Dark Dreams

One of the best-reviewed crime fiction books last year was Michael Genelin's Siren of the Waters, which introduced Commander Jana Matinova, in charge of the police in Bratislova, Slovakia. Jana, the daughter of a Czech judge, is smart and tough and enjoys her work -- even though the Communist regime has destroyed her marriage and damaged her family. Siren featured one of the genre's best villains -- a shrewd and frightening killer who was involved in shipping young Slovak women around the world as sex slaves. The villain in Dark Dreams, the second book in what could well be a long and monumental series, is equally vicious: a top politician who raped Jana's best friend, Sofia, when she was a vulnerable teenager. Jana chased the culprit?s car, identified him, and vowed someday to bring him to justice. Sofia, having made her name as a reformer, is now a member of Parliament. Jana has fallen in love with an upright government prosecutor, and Sofia is carrying on a notorious affair with a suave, married fellow MP. The brisk narrative sends Jana across Europe to unravel a criminal conspiracy involving multiple murders that has entangled the hapless, impulsive Sofia in its web, and ultimately to the criminal mastermind, the onetime Communist Party boss. Genelin is a lawyer who has served with the Department of Justice in Slovakia, the Czech Republic, and Hungary, so he knows the turf. He also writes with a sharp, clear style that lights up his characters. When Sofia, deep in the dangerous affair with her married colleague, asks Jana if her late husband cheated on her, Matinova thinks about her life with Daniel. ?It had been hard, but not because of women. He had been a revolutionary, had robbed banks for his cause. A handsome man, charismatic opinionated, willful... And finally, when his world imploded, he'd committed suicide. The literal truth was that he had been unfaithful, but not in the way Sofia meant...? It's only July, but it's hard not to see Dark Dreams at or near the top of many best-books-of-the-year lists.

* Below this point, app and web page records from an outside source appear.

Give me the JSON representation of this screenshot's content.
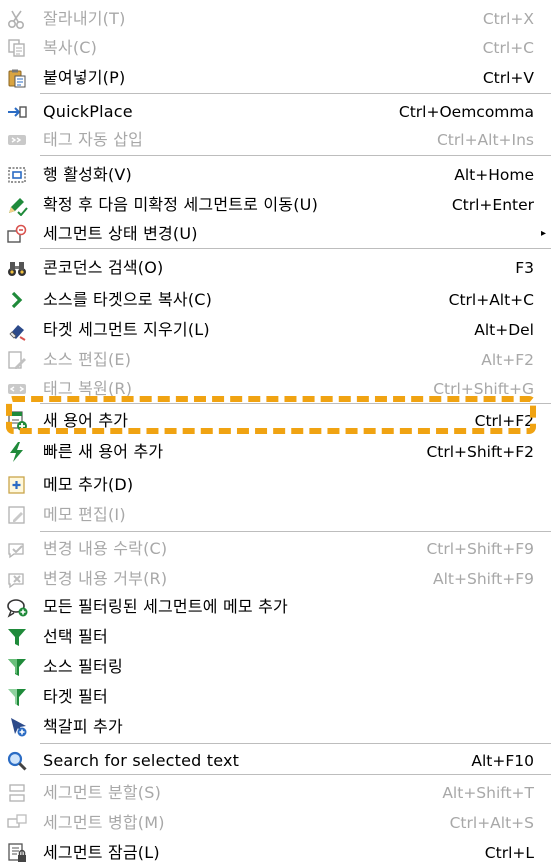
{
  "menu": {
    "items": [
      {
        "name": "cut",
        "icon": "scissors-icon",
        "label": "잘라내기(T)",
        "shortcut": "Ctrl+X",
        "enabled": false
      },
      {
        "name": "copy",
        "icon": "copy-icon",
        "label": "복사(C)",
        "shortcut": "Ctrl+C",
        "enabled": false
      },
      {
        "name": "paste",
        "icon": "paste-icon",
        "label": "붙여넣기(P)",
        "shortcut": "Ctrl+V",
        "enabled": true
      },
      {
        "name": "quickplace",
        "icon": "quickplace-icon",
        "label": "QuickPlace",
        "shortcut": "Ctrl+Oemcomma",
        "enabled": true
      },
      {
        "name": "auto-insert-tags",
        "icon": "tag-insert-icon",
        "label": "태그 자동 삽입",
        "shortcut": "Ctrl+Alt+Ins",
        "enabled": false
      },
      {
        "name": "activate-row",
        "icon": "row-activate-icon",
        "label": "행 활성화(V)",
        "shortcut": "Alt+Home",
        "enabled": true
      },
      {
        "name": "confirm-and-next",
        "icon": "confirm-pencil-icon",
        "label": "확정 후 다음 미확정 세그먼트로 이동(U)",
        "shortcut": "Ctrl+Enter",
        "enabled": true
      },
      {
        "name": "change-segment-status",
        "icon": "segment-status-icon",
        "label": "세그먼트 상태 변경(U)",
        "shortcut": "",
        "enabled": true,
        "submenu": true
      },
      {
        "name": "concordance-search",
        "icon": "binoculars-icon",
        "label": "콘코던스 검색(O)",
        "shortcut": "F3",
        "enabled": true
      },
      {
        "name": "copy-source-to-target",
        "icon": "chevron-right-icon",
        "label": "소스를 타겟으로 복사(C)",
        "shortcut": "Ctrl+Alt+C",
        "enabled": true
      },
      {
        "name": "clear-target-segment",
        "icon": "eraser-icon",
        "label": "타겟 세그먼트 지우기(L)",
        "shortcut": "Alt+Del",
        "enabled": true
      },
      {
        "name": "edit-source",
        "icon": "edit-source-icon",
        "label": "소스 편집(E)",
        "shortcut": "Alt+F2",
        "enabled": false
      },
      {
        "name": "restore-tags",
        "icon": "tag-restore-icon",
        "label": "태그 복원(R)",
        "shortcut": "Ctrl+Shift+G",
        "enabled": false
      },
      {
        "name": "add-new-term",
        "icon": "add-term-icon",
        "label": "새 용어 추가",
        "shortcut": "Ctrl+F2",
        "enabled": true
      },
      {
        "name": "quick-add-new-term",
        "icon": "lightning-icon",
        "label": "빠른 새 용어 추가",
        "shortcut": "Ctrl+Shift+F2",
        "enabled": true
      },
      {
        "name": "add-comment",
        "icon": "add-comment-icon",
        "label": "메모 추가(D)",
        "shortcut": "",
        "enabled": true
      },
      {
        "name": "edit-comment",
        "icon": "edit-comment-icon",
        "label": "메모 편집(I)",
        "shortcut": "",
        "enabled": false
      },
      {
        "name": "accept-change",
        "icon": "accept-change-icon",
        "label": "변경 내용 수락(C)",
        "shortcut": "Ctrl+Shift+F9",
        "enabled": false
      },
      {
        "name": "reject-change",
        "icon": "reject-change-icon",
        "label": "변경 내용 거부(R)",
        "shortcut": "Alt+Shift+F9",
        "enabled": false
      },
      {
        "name": "comment-all-filtered",
        "icon": "comment-filtered-icon",
        "label": "모든 필터링된 세그먼트에 메모 추가",
        "shortcut": "",
        "enabled": true
      },
      {
        "name": "selection-filter",
        "icon": "filter-icon",
        "label": "선택 필터",
        "shortcut": "",
        "enabled": true
      },
      {
        "name": "source-filter",
        "icon": "filter-source-icon",
        "label": "소스 필터링",
        "shortcut": "",
        "enabled": true
      },
      {
        "name": "target-filter",
        "icon": "filter-target-icon",
        "label": "타겟 필터",
        "shortcut": "",
        "enabled": true
      },
      {
        "name": "add-bookmark",
        "icon": "bookmark-add-icon",
        "label": "책갈피 추가",
        "shortcut": "",
        "enabled": true
      },
      {
        "name": "search-selected-text",
        "icon": "magnifier-icon",
        "label": "Search for selected text",
        "shortcut": "Alt+F10",
        "enabled": true
      },
      {
        "name": "split-segment",
        "icon": "split-segment-icon",
        "label": "세그먼트 분할(S)",
        "shortcut": "Alt+Shift+T",
        "enabled": false
      },
      {
        "name": "merge-segments",
        "icon": "merge-segment-icon",
        "label": "세그먼트 병합(M)",
        "shortcut": "Ctrl+Alt+S",
        "enabled": false
      },
      {
        "name": "lock-segment",
        "icon": "lock-segment-icon",
        "label": "세그먼트 잠금(L)",
        "shortcut": "Ctrl+L",
        "enabled": true
      }
    ],
    "highlighted_item": "add-new-term",
    "colors": {
      "highlight_border": "#f0a312",
      "disabled_text": "#a8a8a8",
      "icon_green": "#1f8a3a",
      "icon_blue": "#2b6cc4",
      "separator": "#bdbdbd"
    }
  }
}
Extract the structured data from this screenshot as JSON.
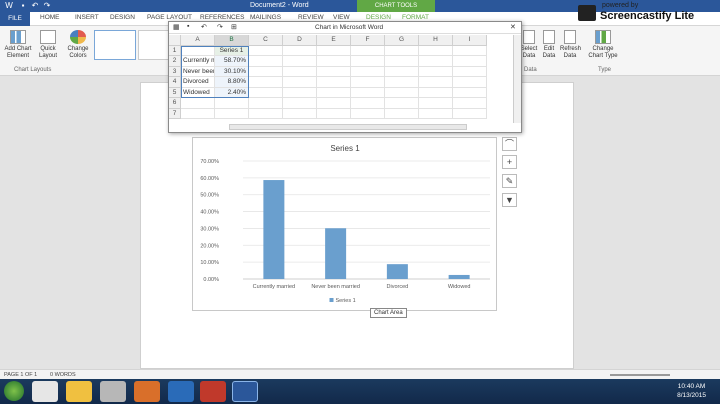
{
  "titlebar": {
    "doc_title": "Document2 - Word",
    "chart_tools": "CHART TOOLS"
  },
  "ribbon_tabs": [
    "FILE",
    "HOME",
    "INSERT",
    "DESIGN",
    "PAGE LAYOUT",
    "REFERENCES",
    "MAILINGS",
    "REVIEW",
    "VIEW",
    "DESIGN",
    "FORMAT"
  ],
  "ribbon": {
    "add_chart_element": "Add Chart Element",
    "quick_layout": "Quick Layout",
    "change_colors": "Change Colors",
    "chart_layouts_label": "Chart Layouts",
    "select_data": "Select Data",
    "edit_data": "Edit Data",
    "refresh_data": "Refresh Data",
    "data_group_label": "Data",
    "change_chart_type": "Change Chart Type",
    "type_group_label": "Type"
  },
  "spreadsheet": {
    "title": "Chart in Microsoft Word",
    "columns": [
      "A",
      "B",
      "C",
      "D",
      "E",
      "F",
      "G",
      "H",
      "I"
    ],
    "rows": [
      "1",
      "2",
      "3",
      "4",
      "5",
      "6",
      "7"
    ],
    "b1": "Series 1",
    "labels": [
      "Currently m",
      "Never been",
      "Divorced",
      "Widowed"
    ],
    "values": [
      "58.70%",
      "30.10%",
      "8.80%",
      "2.40%"
    ]
  },
  "chart_data": {
    "type": "bar",
    "title": "Series 1",
    "categories": [
      "Currently married",
      "Never been married",
      "Divorced",
      "Widowed"
    ],
    "series": [
      {
        "name": "Series 1",
        "values": [
          58.7,
          30.1,
          8.8,
          2.4
        ]
      }
    ],
    "yticks": [
      "0.00%",
      "10.00%",
      "20.00%",
      "30.00%",
      "40.00%",
      "50.00%",
      "60.00%",
      "70.00%"
    ],
    "ylim": [
      0,
      70
    ],
    "legend": "bottom",
    "grid": true,
    "bar_color": "#6a9fce"
  },
  "chart_area_tooltip": "Chart Area",
  "statusbar": {
    "page": "PAGE 1 OF 1",
    "words": "0 WORDS"
  },
  "watermark": {
    "line1": "powered by",
    "line2": "Screencastify Lite"
  },
  "clock": {
    "time": "10:40 AM",
    "date": "8/13/2015"
  },
  "colors": {
    "word_blue": "#2b579a",
    "chart_tools_green": "#61a845",
    "bar": "#6a9fce"
  }
}
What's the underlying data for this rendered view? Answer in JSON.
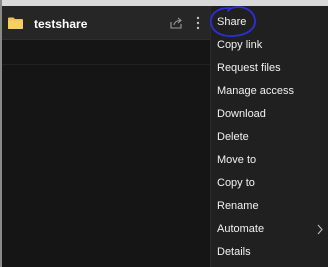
{
  "file_row": {
    "name": "testshare",
    "folder_icon": "folder-icon",
    "share_icon": "share-icon",
    "more_icon": "more-vertical-icon"
  },
  "menu": {
    "items": [
      {
        "label": "Share",
        "submenu": false
      },
      {
        "label": "Copy link",
        "submenu": false
      },
      {
        "label": "Request files",
        "submenu": false
      },
      {
        "label": "Manage access",
        "submenu": false
      },
      {
        "label": "Download",
        "submenu": false
      },
      {
        "label": "Delete",
        "submenu": false
      },
      {
        "label": "Move to",
        "submenu": false
      },
      {
        "label": "Copy to",
        "submenu": false
      },
      {
        "label": "Rename",
        "submenu": false
      },
      {
        "label": "Automate",
        "submenu": true
      },
      {
        "label": "Details",
        "submenu": false
      }
    ]
  },
  "colors": {
    "background": "#151515",
    "row_background": "#262626",
    "menu_background": "#202020",
    "folder": "#f2c14e",
    "annotation": "#2b2fd6",
    "text": "#f2f2f2"
  }
}
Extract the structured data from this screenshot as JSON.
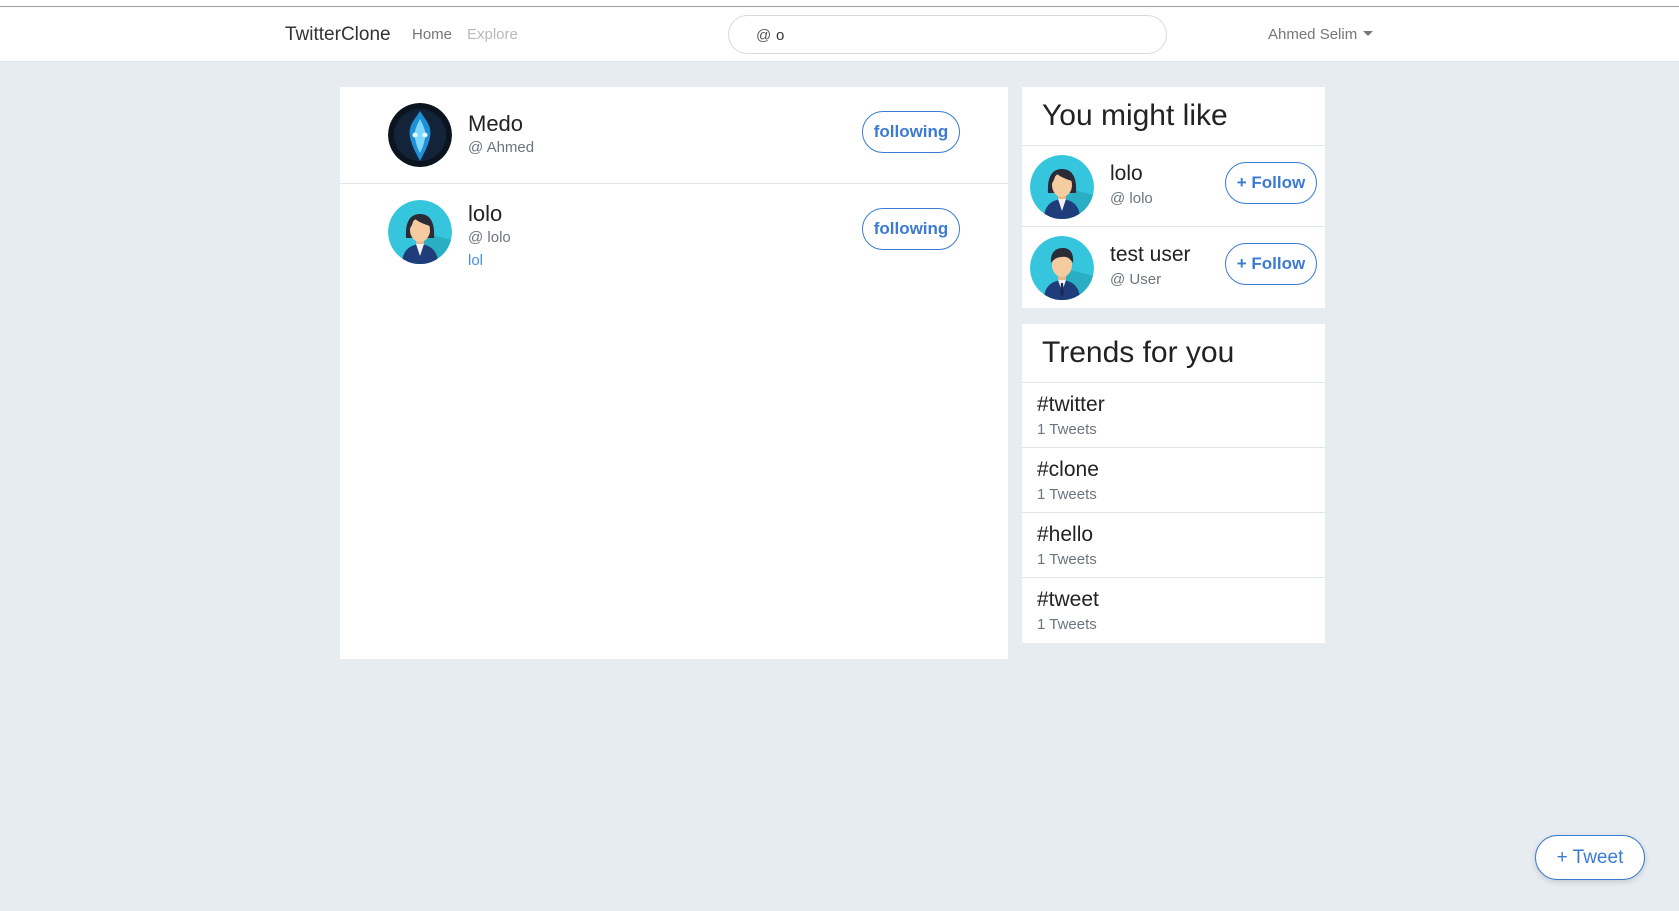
{
  "nav": {
    "brand": "TwitterClone",
    "home": "Home",
    "explore": "Explore",
    "search_prefix": "@",
    "search_value": "o",
    "user": "Ahmed Selim"
  },
  "following_list": [
    {
      "name": "Medo",
      "handle": "@ Ahmed",
      "bio": "",
      "button": "following",
      "avatar": "dark-emblem-avatar"
    },
    {
      "name": "lolo",
      "handle": "@ lolo",
      "bio": "lol",
      "button": "following",
      "avatar": "female-avatar"
    }
  ],
  "suggestions": {
    "title": "You might like",
    "items": [
      {
        "name": "lolo",
        "handle": "@ lolo",
        "button": "+ Follow",
        "avatar": "female-avatar"
      },
      {
        "name": "test user",
        "handle": "@ User",
        "button": "+ Follow",
        "avatar": "male-avatar"
      }
    ]
  },
  "trends": {
    "title": "Trends for you",
    "items": [
      {
        "tag": "#twitter",
        "count": "1 Tweets"
      },
      {
        "tag": "#clone",
        "count": "1 Tweets"
      },
      {
        "tag": "#hello",
        "count": "1 Tweets"
      },
      {
        "tag": "#tweet",
        "count": "1 Tweets"
      }
    ]
  },
  "tweet_button": "+ Tweet",
  "colors": {
    "accent": "#3b7bd1",
    "background": "#e6ecf0",
    "avatar_bg": "#35c6dd"
  }
}
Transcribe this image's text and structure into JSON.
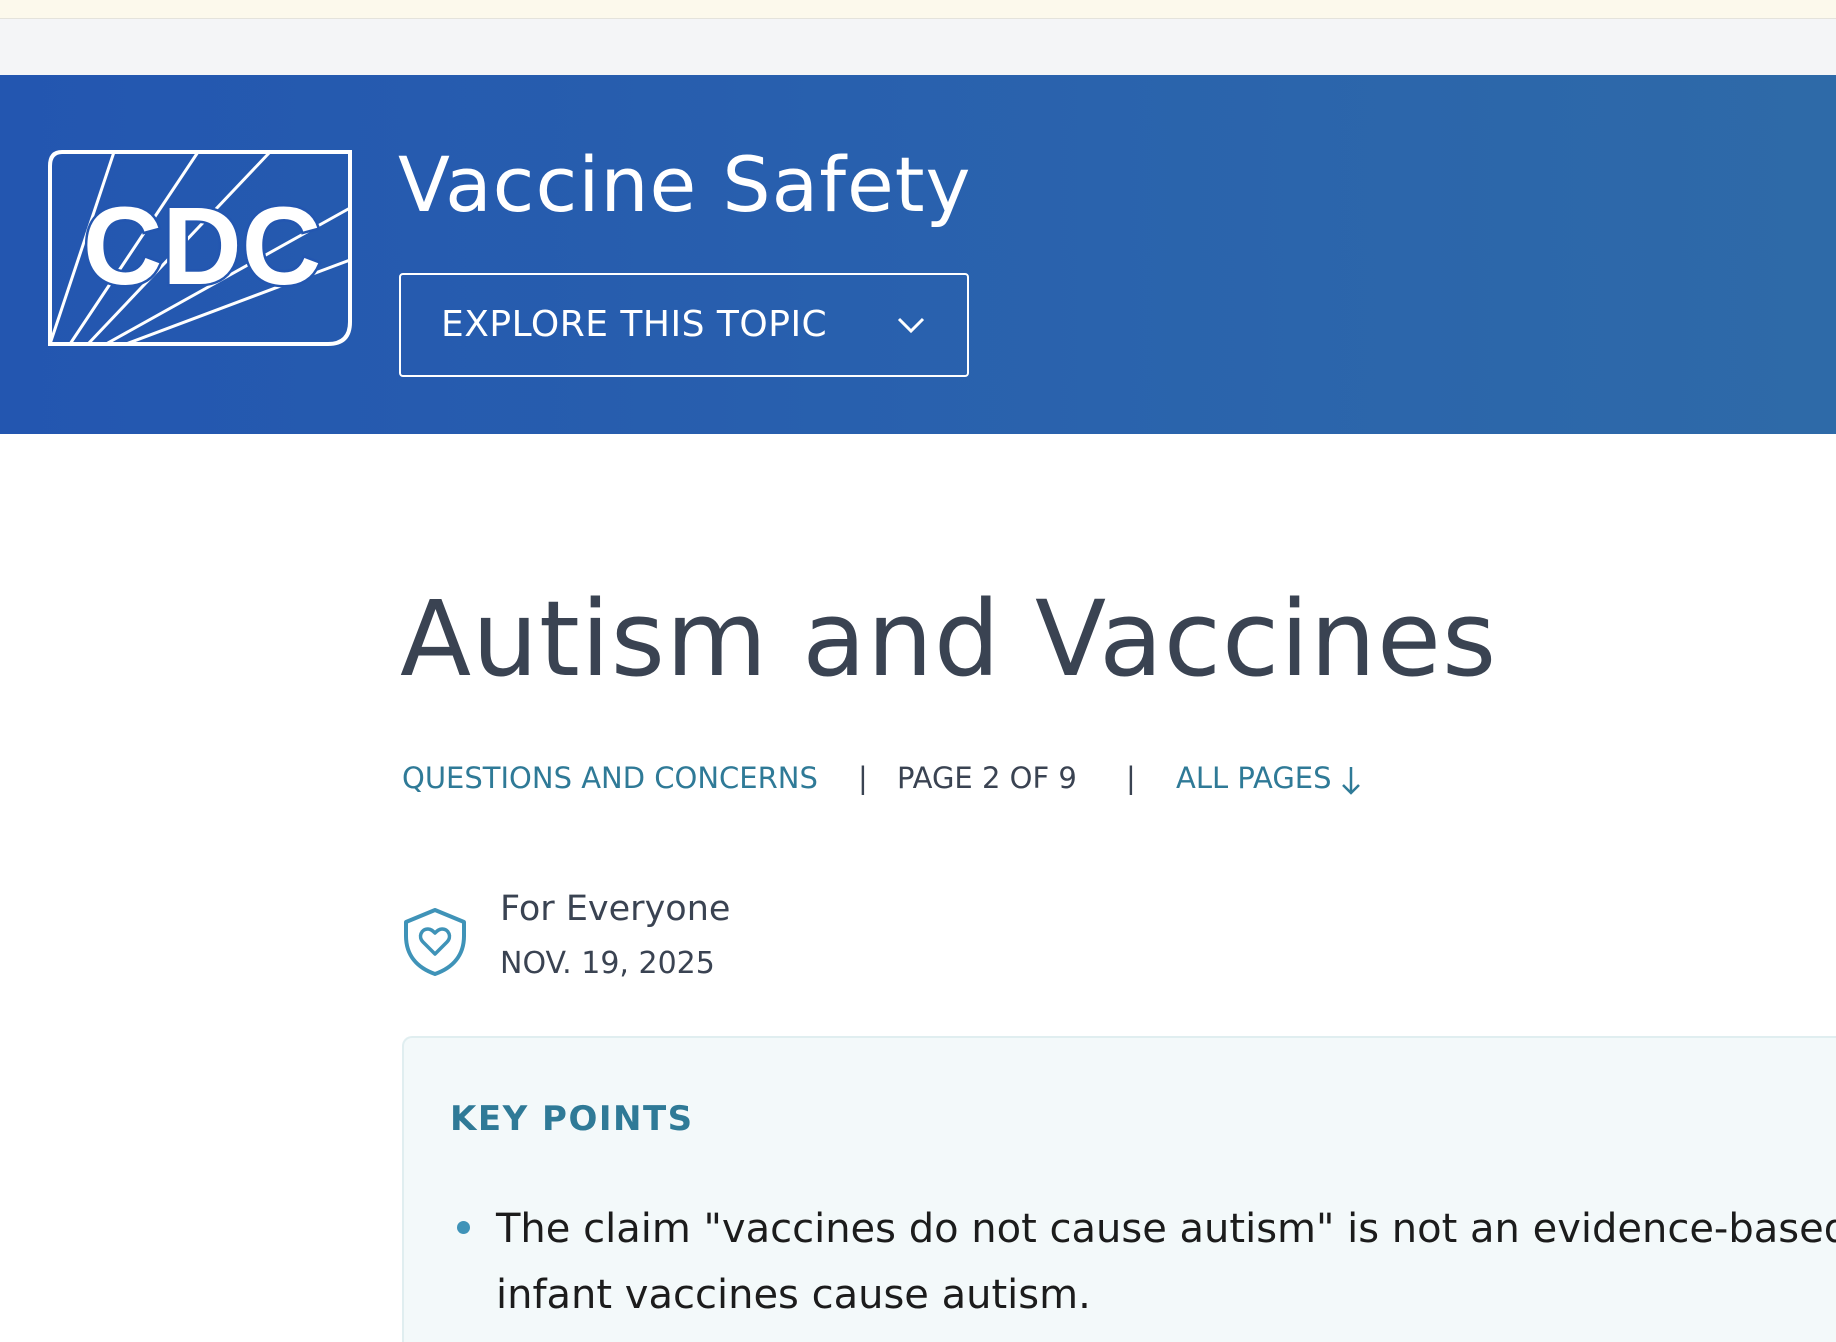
{
  "header": {
    "logo_text": "CDC",
    "site_title": "Vaccine Safety",
    "explore_label": "EXPLORE THIS TOPIC",
    "explore_icon": "chevron-down-icon",
    "background_color": "#2356b0"
  },
  "page": {
    "title": "Autism and Vaccines",
    "breadcrumb": {
      "section_link": "QUESTIONS AND CONCERNS",
      "separator": "|",
      "page_indicator": "PAGE 2 OF 9",
      "all_pages_link": "ALL PAGES",
      "all_pages_icon": "arrow-down-icon"
    },
    "audience": {
      "icon": "shield-heart-icon",
      "label": "For Everyone",
      "date": "NOV. 19, 2025"
    },
    "key_points": {
      "heading": "KEY POINTS",
      "items": [
        {
          "line1": "The claim \"vaccines do not cause autism\" is not an evidence-based c",
          "line2": "infant vaccines cause autism."
        }
      ]
    }
  },
  "colors": {
    "link": "#2f7a97",
    "text": "#3a4352",
    "panel_background": "#f3f9fa",
    "bullet": "#3f93b8"
  }
}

April 23: " 'A job,' the woman repeated again, smiling, as if I hadn't heard her. 'Would you like one?' "

Kenneth Calhoun (Black Moon) and Lysely Tenorio (Monstress) of the Discover Great New Writers program on B-movies, heritage, and finales.

Books, CDs, DVDs to know about now
A Private Venus

Dubbed "the Italian Simenon," Giorgio Scerbanenco (1911-1969) began his crime-writing career with books set in the USA, but quickly shifted scene closer to home, the city of Milan.  In this adventure, appearing in English for the first time, his underdog hero Dr. Duca Lamberti finds himself in the middle of a seedy, scantily clad criminal racket, where the presence of an outsider could result in death.

The Promise of Hope

Killed last year in the infamous terror attack at Nairobi's Westgate mall, Kofi Awoonor was a national treasure in his native Ghana.  His career began in 1964 with Rediscovery, and this magnum opus serves as a tribute to his entire long journey charting his beloved nation's course through his accomplished poetry.

Winter Mythologies and Abbots

A pair of linked stories finds that, as translator Ann Jefferson relates, "[Pierre] Michon's great theme is the precarious balance between belief and imposture, and the way the greatest aspirations can be complicated by physical desire or the equally urgent desire for what he calls glory."